Prompt:
Say only how many lines in the entries below contain the word "true".

++++

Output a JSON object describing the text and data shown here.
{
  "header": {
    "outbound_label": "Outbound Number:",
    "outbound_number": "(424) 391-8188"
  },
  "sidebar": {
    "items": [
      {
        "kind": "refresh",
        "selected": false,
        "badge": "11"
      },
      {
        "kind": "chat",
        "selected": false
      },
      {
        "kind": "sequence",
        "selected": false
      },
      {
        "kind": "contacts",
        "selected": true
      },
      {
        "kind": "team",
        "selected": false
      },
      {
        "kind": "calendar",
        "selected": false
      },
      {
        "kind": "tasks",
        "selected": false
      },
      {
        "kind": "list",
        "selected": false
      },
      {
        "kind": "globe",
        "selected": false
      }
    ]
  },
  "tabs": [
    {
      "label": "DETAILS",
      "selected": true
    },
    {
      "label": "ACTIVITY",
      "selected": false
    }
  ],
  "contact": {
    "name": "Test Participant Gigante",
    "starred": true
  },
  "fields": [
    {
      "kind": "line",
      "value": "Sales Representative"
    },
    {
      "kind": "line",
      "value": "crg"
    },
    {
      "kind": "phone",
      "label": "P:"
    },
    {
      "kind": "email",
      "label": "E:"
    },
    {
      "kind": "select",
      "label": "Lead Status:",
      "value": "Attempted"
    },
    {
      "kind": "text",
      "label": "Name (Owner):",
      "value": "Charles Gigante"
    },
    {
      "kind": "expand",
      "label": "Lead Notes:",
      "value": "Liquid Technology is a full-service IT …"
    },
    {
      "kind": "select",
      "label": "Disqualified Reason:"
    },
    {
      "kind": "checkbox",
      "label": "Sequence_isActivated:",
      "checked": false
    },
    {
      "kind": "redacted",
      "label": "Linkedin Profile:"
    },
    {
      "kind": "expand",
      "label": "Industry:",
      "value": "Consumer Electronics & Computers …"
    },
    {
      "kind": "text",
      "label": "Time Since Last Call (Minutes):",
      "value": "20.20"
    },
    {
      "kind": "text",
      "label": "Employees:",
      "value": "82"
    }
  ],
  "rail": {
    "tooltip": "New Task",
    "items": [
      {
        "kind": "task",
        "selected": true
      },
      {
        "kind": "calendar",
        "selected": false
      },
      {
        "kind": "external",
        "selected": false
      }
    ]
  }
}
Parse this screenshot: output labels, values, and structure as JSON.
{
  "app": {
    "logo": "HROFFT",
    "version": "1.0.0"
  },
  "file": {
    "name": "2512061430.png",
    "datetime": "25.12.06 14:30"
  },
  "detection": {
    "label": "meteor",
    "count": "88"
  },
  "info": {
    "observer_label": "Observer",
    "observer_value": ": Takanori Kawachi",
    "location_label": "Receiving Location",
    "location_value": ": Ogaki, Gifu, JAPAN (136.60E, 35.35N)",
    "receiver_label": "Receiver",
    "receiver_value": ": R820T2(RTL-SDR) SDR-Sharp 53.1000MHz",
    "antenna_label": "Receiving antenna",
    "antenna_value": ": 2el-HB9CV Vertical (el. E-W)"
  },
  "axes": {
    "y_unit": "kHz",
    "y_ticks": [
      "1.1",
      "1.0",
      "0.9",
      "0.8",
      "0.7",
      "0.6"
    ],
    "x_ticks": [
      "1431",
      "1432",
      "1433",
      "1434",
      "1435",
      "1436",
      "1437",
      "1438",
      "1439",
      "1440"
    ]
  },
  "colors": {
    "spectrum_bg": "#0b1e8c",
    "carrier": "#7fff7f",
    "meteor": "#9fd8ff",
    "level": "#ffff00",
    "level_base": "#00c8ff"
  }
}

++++

Task output:
4